As the field of study abroad continues to evolve, so too must its approaches to curriculum development. The COVID-19 pandemic has provided a reflective pause for curricula that should not simply return to the way they were before the pandemic.

Our three key recommendations for enhancing curricula include a focus on diversity, leveraging virtual opportunities and providing experiences that demonstrate global interconnectedness.

In the Autumn 2020 issue of International Higher Education, the authors made the case for study abroad as a way to advance antiracism in international education in addition to exploring the role of inclusivity in exchange programmes.

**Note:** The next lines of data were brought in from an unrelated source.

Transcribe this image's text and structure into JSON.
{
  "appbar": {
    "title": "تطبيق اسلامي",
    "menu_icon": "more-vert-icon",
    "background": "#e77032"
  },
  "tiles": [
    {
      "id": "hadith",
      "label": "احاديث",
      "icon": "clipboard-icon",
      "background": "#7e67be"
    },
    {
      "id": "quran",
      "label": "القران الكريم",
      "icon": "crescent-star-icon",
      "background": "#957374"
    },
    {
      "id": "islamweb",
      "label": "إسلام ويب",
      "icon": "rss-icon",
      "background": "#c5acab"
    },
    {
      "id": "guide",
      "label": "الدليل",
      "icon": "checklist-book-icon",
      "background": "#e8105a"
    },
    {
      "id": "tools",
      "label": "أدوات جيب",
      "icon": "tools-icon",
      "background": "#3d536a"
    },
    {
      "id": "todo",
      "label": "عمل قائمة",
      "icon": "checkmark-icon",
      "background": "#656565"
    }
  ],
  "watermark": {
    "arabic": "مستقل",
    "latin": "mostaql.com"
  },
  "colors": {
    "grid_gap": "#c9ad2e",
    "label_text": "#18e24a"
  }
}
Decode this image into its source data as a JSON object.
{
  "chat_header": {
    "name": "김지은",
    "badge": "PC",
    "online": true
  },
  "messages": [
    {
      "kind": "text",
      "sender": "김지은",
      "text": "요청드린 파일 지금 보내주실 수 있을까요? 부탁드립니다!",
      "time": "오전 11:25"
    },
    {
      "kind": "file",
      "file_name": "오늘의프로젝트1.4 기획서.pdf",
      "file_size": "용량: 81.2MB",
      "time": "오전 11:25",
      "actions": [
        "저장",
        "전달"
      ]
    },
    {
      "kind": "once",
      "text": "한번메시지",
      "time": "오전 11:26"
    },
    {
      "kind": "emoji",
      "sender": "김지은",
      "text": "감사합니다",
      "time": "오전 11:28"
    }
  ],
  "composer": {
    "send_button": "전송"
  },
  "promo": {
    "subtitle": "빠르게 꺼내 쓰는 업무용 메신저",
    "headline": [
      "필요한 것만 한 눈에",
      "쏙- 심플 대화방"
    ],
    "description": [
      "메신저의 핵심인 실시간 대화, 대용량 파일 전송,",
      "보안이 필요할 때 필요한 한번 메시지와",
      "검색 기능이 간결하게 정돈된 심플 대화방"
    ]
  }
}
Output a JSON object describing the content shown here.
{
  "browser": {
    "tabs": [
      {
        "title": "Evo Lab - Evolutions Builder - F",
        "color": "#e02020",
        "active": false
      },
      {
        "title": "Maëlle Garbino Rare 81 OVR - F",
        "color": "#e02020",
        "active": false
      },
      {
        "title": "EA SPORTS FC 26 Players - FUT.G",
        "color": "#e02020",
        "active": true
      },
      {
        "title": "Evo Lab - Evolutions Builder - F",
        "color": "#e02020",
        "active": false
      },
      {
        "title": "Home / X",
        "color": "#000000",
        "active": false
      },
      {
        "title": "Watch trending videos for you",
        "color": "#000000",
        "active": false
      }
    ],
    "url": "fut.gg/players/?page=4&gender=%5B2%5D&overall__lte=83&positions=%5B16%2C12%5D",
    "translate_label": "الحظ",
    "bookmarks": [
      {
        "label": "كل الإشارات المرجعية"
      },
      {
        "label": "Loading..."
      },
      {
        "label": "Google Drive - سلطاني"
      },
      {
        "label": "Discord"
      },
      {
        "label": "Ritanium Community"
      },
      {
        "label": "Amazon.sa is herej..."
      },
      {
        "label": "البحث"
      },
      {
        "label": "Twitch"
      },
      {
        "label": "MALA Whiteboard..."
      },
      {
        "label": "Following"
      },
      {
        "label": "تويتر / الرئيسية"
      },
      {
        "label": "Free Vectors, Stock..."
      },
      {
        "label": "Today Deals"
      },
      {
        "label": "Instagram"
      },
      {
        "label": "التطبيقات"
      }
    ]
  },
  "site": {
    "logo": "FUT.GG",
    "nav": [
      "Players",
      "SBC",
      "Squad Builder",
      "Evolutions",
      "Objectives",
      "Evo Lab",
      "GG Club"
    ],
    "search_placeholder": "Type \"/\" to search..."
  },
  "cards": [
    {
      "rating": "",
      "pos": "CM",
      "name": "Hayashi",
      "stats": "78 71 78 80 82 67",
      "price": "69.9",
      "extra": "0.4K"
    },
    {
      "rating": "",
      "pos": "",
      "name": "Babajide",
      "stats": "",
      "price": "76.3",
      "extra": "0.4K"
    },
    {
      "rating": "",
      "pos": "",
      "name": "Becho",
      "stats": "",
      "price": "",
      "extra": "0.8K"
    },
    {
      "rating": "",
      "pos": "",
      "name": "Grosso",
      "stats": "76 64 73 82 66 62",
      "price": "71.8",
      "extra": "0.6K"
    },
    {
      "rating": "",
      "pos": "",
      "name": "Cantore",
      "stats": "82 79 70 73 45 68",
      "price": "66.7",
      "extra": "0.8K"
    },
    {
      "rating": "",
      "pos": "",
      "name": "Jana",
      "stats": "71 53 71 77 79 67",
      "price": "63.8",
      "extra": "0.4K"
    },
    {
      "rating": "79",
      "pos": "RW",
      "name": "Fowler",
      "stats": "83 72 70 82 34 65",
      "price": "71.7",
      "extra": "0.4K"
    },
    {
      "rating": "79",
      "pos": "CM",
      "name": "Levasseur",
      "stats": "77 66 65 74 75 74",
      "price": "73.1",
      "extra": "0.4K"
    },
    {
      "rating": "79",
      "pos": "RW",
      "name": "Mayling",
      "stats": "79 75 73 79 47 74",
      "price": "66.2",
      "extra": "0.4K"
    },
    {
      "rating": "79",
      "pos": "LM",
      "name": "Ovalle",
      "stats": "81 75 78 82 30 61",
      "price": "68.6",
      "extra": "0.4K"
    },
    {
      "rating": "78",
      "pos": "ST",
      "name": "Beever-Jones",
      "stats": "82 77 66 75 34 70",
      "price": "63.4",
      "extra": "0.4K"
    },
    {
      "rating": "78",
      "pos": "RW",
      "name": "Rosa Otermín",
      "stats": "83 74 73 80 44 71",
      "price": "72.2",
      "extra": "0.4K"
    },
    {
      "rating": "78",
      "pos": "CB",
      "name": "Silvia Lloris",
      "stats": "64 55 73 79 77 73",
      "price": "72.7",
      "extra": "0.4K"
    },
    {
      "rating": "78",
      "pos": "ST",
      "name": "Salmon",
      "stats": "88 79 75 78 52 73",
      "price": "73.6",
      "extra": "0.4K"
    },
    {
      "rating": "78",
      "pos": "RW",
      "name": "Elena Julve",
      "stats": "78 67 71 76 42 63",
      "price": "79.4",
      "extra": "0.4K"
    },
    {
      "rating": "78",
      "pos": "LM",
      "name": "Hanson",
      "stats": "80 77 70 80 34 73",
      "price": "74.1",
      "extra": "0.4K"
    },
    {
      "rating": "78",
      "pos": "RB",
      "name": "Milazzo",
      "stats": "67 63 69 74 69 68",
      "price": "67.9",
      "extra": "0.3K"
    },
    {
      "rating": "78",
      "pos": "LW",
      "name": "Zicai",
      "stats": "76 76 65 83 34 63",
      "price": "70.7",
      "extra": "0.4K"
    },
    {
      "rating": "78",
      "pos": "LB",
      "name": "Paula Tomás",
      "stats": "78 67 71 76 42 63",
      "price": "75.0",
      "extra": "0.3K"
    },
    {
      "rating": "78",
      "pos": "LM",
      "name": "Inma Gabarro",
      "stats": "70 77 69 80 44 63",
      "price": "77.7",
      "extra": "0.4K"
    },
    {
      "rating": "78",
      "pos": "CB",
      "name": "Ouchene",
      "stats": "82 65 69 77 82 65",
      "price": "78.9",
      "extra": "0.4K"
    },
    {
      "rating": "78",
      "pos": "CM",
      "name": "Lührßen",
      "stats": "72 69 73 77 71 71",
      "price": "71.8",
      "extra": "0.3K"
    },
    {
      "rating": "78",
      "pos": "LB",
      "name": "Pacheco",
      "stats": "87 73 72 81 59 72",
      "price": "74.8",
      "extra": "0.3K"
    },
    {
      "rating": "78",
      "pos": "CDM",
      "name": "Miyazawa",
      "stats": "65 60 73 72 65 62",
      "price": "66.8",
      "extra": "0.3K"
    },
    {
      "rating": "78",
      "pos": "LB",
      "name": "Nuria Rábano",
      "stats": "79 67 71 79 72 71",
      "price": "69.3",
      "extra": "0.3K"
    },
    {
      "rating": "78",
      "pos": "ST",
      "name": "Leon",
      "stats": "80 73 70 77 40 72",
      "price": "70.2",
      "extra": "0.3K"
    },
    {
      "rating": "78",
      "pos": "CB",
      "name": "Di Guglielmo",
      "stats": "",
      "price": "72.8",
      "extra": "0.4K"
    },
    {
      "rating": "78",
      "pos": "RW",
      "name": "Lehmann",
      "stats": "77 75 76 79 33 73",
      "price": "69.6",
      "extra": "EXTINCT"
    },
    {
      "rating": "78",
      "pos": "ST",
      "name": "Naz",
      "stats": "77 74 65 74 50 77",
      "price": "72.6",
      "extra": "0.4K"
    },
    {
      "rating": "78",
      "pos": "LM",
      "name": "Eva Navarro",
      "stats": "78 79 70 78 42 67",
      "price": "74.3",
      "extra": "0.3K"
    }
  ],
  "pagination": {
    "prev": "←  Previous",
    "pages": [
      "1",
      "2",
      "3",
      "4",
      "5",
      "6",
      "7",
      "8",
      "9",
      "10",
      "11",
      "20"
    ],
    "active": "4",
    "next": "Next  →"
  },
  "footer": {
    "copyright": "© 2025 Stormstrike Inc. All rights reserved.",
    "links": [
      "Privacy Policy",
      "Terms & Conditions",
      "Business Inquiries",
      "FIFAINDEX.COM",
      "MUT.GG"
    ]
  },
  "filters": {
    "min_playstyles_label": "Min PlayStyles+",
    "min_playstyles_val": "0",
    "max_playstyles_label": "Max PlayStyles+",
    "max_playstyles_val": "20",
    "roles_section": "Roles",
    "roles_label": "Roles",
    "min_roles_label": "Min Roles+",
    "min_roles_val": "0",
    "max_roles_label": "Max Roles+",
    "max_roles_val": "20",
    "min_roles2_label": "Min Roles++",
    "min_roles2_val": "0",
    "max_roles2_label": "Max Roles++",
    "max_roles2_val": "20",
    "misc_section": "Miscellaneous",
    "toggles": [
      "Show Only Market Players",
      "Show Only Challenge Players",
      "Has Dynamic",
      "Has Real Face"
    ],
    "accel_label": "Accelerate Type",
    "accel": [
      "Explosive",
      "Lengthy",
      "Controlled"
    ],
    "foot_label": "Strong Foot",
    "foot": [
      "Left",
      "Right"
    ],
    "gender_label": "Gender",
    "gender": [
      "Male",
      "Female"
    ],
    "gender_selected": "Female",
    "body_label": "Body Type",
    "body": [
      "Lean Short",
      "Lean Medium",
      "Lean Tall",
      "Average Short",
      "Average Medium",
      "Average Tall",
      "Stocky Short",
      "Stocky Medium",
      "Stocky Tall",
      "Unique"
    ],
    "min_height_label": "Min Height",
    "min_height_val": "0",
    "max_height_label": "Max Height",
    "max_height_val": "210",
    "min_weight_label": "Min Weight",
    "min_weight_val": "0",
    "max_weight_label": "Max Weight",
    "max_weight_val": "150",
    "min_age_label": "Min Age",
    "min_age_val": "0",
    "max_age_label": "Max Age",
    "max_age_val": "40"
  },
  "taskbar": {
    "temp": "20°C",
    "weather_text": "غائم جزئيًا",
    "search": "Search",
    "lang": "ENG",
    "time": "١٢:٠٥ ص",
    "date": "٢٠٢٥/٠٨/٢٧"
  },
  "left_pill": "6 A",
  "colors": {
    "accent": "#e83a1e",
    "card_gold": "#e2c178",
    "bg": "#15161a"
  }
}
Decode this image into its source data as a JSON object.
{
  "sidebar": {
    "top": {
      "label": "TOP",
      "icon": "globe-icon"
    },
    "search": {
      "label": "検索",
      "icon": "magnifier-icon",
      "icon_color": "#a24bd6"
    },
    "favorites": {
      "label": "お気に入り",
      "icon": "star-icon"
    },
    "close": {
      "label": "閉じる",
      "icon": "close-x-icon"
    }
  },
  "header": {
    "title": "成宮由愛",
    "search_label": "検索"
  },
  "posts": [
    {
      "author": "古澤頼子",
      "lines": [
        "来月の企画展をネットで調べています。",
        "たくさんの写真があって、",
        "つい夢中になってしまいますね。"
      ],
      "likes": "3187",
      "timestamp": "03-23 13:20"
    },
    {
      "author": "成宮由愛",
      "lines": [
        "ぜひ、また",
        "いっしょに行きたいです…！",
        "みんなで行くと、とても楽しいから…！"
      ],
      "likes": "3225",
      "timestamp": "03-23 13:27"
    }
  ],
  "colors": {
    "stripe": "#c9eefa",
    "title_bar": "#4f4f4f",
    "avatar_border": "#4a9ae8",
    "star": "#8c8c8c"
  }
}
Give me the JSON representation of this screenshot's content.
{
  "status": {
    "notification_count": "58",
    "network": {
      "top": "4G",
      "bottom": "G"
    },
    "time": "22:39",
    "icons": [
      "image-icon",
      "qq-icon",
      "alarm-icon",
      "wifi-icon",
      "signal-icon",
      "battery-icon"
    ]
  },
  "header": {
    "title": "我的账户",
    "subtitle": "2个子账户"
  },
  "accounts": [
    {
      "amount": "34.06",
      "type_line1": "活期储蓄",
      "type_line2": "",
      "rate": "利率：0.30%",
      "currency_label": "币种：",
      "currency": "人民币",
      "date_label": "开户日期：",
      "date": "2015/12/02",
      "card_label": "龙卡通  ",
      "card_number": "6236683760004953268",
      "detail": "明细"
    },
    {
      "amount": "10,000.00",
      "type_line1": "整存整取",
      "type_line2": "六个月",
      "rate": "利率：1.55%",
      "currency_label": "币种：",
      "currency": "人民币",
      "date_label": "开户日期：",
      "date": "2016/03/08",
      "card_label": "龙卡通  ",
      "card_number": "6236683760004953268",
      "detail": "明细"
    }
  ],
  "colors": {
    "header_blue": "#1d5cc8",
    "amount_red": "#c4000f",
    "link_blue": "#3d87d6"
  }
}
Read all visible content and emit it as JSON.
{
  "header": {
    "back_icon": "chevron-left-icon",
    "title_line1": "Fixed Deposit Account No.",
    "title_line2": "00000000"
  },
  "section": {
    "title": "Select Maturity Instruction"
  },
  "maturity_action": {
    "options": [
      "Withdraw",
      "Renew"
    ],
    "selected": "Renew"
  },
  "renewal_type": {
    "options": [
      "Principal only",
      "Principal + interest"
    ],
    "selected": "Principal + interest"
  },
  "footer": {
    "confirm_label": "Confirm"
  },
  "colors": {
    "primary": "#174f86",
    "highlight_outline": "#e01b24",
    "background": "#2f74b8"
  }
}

We believe that a curriculum that centres around global diversity is critical to providing meaningful learning experiences for students. Diversity is deeply contextual and should be examined from students’ individual identities as well as within the context of their studies.

Throughout the pandemic there have been advances in virtual study abroad opportunities, including collaborative courses, virtual internships and more. Curriculum moving forward should leverage virtual learning to maximise cultural engagement that enhances in-country learning for students.

Finally, the pandemic continues to demonstrate the ways in which our world is interconnected. Regardless of discipline, courses should centre opportunities for global collaboration to address our world’s most pressing needs.

We recommend choosing an international framework, such as the Sustainable Development Goals of the United Nations, to centre course objectives around globally shared goals.

Resisting a return to normal

The post-COVID era of study abroad provides educators with the unique opportunity to leverage technology to create robust and innovative engagement experiences. We advocate for a resistance to return to how things were, and to rather take the best of what we’ve done for two years virtually to complement valuable in-person global learning experiences.

Global educators should evaluate their curricula and align experiences to accomplish goals around intercultural agility, connectedness and global diversity. Gone are the days when we must make choices bound by the limitations of proximity. We welcome the new era of study abroad.

Evan Witt is the director of student and academic affairs within the School of Public Health at the University of Minnesota in the United States. Email: evanwitt@umn.edu. Laura Haas is the associate director of global initiatives at the University of Michigan in the US. Email: lhoffma@umich.edu.